Extracted information

-----

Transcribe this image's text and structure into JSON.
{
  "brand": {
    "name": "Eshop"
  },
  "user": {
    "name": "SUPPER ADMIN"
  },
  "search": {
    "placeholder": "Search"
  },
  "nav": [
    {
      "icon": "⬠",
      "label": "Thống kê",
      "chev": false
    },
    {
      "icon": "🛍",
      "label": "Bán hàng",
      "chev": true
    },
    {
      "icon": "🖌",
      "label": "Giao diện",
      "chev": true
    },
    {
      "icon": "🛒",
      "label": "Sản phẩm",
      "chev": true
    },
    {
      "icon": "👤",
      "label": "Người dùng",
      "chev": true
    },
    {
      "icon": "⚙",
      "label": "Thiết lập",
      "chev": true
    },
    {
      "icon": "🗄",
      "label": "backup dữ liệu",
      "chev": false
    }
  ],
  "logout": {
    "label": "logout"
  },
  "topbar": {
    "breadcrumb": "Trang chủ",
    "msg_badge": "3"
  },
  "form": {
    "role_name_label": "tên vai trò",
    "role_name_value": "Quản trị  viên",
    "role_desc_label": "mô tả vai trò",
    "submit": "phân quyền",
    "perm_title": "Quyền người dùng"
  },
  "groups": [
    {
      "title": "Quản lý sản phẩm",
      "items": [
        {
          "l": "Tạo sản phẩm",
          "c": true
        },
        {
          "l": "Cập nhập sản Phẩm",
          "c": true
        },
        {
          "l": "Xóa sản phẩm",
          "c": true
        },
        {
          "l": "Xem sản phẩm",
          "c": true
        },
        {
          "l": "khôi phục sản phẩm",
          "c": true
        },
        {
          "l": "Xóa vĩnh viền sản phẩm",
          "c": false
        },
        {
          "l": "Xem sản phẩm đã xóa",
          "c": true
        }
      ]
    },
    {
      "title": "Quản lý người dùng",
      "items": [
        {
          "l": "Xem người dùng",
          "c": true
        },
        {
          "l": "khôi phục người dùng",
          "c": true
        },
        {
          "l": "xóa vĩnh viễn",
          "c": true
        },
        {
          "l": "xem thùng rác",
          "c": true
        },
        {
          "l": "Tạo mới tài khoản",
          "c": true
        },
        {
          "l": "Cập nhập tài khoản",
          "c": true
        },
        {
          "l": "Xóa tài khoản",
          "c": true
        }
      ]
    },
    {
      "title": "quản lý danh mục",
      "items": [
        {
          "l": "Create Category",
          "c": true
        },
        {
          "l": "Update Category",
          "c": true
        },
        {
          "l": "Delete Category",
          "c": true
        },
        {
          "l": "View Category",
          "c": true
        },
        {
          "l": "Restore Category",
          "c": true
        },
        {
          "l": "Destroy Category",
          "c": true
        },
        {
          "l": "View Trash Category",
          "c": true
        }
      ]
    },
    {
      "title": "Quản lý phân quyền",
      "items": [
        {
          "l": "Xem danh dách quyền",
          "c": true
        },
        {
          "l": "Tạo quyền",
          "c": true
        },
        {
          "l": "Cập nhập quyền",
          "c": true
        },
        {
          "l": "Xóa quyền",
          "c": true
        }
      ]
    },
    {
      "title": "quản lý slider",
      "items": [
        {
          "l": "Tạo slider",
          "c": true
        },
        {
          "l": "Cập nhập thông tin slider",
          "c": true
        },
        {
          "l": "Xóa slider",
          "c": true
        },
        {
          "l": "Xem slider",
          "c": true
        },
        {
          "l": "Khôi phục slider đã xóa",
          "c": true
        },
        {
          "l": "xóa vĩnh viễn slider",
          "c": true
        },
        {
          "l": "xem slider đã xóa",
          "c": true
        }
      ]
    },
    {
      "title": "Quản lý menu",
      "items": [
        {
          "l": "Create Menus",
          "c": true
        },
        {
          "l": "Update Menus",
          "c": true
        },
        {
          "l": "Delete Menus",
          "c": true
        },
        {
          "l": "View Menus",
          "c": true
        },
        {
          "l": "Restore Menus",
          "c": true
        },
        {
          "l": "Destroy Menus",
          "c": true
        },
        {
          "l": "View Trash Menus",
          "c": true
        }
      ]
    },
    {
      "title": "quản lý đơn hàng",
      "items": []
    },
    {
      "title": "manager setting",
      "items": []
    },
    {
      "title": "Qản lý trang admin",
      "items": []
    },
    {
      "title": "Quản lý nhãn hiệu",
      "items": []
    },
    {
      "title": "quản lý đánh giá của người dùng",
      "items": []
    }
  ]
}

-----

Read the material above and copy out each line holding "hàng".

      "label": "Bán hàng",
      "title": "quản lý đơn hàng",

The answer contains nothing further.